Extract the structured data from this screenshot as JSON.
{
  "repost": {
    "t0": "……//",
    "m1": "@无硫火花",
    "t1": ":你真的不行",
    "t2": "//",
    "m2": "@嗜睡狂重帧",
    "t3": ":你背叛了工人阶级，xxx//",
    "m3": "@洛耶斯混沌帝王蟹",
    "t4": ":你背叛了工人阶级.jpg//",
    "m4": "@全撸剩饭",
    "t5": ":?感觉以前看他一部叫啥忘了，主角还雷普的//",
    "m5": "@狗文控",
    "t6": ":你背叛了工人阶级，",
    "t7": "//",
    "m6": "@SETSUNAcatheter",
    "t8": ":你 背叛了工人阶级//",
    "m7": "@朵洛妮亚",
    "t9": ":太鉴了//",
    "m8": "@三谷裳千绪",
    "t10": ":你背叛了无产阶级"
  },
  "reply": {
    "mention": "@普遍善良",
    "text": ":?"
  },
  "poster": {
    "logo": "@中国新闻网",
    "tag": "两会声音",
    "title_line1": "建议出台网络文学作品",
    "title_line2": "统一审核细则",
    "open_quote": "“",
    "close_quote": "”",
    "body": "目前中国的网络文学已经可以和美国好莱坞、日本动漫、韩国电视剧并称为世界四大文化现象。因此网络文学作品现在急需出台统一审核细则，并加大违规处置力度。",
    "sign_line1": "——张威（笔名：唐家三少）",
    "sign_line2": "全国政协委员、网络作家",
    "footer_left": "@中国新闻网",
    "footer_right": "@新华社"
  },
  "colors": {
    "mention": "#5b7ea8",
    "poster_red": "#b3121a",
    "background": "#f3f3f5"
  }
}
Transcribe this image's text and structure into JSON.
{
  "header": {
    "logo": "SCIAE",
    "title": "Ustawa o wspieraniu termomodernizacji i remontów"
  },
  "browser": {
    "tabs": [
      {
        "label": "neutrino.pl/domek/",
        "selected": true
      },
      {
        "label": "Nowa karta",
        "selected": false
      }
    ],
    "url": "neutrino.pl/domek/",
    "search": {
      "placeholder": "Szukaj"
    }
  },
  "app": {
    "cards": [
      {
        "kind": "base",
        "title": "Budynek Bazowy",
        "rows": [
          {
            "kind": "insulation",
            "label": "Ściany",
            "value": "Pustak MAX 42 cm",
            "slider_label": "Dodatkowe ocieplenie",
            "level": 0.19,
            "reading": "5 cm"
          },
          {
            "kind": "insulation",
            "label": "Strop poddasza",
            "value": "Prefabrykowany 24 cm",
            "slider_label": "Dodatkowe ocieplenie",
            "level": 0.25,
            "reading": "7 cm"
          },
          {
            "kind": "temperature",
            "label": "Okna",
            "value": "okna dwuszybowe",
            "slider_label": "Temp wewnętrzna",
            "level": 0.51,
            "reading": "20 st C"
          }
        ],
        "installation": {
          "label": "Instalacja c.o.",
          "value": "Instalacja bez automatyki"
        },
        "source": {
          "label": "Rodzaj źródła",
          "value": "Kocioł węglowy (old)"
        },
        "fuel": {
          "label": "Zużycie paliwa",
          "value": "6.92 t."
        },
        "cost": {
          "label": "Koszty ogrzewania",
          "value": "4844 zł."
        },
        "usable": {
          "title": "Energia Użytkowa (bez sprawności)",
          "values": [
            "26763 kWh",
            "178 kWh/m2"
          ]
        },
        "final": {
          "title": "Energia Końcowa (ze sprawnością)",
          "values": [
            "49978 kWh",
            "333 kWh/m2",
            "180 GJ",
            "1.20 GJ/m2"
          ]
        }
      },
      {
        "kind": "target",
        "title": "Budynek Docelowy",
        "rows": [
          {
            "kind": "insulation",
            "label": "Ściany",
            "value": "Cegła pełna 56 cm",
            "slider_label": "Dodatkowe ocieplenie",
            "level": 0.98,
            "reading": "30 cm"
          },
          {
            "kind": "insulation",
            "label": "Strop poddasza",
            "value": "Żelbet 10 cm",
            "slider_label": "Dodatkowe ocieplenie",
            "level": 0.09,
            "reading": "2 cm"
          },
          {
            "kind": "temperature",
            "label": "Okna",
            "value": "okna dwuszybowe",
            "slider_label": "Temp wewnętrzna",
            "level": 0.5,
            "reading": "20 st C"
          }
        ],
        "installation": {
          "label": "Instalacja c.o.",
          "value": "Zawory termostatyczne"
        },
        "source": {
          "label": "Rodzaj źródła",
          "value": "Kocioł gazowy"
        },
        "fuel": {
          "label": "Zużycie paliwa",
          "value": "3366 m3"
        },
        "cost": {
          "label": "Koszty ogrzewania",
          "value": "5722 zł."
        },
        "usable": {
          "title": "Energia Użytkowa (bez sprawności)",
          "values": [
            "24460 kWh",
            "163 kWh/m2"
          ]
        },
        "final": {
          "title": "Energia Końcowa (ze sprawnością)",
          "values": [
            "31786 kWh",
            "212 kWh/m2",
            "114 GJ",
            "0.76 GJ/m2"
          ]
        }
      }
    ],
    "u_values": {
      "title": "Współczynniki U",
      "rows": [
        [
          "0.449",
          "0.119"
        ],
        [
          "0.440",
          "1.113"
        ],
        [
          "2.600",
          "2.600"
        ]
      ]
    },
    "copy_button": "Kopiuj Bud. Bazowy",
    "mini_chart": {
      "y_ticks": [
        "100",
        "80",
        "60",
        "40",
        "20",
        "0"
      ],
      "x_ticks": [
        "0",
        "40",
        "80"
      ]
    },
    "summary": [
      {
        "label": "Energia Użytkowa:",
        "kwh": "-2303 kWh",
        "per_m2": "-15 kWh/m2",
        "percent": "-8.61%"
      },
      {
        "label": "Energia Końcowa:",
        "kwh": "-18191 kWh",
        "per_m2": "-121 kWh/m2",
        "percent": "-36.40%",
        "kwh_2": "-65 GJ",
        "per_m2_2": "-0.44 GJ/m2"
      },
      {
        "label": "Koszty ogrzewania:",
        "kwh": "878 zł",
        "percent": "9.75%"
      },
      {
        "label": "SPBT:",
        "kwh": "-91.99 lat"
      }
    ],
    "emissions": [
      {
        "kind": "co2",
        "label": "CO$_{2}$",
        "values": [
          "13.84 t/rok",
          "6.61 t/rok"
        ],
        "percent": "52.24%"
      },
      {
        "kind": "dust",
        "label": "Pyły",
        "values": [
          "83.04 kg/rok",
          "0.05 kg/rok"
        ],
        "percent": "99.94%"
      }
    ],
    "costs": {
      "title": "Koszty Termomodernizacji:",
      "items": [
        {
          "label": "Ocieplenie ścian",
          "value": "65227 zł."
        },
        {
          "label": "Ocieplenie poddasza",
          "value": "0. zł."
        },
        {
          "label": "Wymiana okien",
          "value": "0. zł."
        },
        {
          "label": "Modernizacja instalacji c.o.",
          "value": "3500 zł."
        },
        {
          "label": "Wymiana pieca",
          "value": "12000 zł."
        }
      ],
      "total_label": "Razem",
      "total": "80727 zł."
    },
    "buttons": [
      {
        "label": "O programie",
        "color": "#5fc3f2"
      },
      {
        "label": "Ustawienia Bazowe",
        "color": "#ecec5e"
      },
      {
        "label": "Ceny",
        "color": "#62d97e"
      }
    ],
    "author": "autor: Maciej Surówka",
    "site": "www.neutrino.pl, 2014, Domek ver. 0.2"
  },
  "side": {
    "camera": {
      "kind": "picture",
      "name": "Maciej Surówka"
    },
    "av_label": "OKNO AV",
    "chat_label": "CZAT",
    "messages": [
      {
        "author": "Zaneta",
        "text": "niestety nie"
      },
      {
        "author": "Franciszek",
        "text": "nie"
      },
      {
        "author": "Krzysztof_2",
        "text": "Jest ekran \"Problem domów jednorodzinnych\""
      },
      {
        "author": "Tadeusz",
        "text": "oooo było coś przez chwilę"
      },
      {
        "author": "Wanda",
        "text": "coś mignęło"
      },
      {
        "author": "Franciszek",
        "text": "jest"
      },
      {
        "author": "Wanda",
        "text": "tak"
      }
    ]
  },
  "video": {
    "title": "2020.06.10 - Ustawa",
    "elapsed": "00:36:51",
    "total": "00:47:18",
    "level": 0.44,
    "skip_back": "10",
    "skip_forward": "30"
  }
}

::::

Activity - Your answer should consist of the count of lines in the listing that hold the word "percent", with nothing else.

Response - 5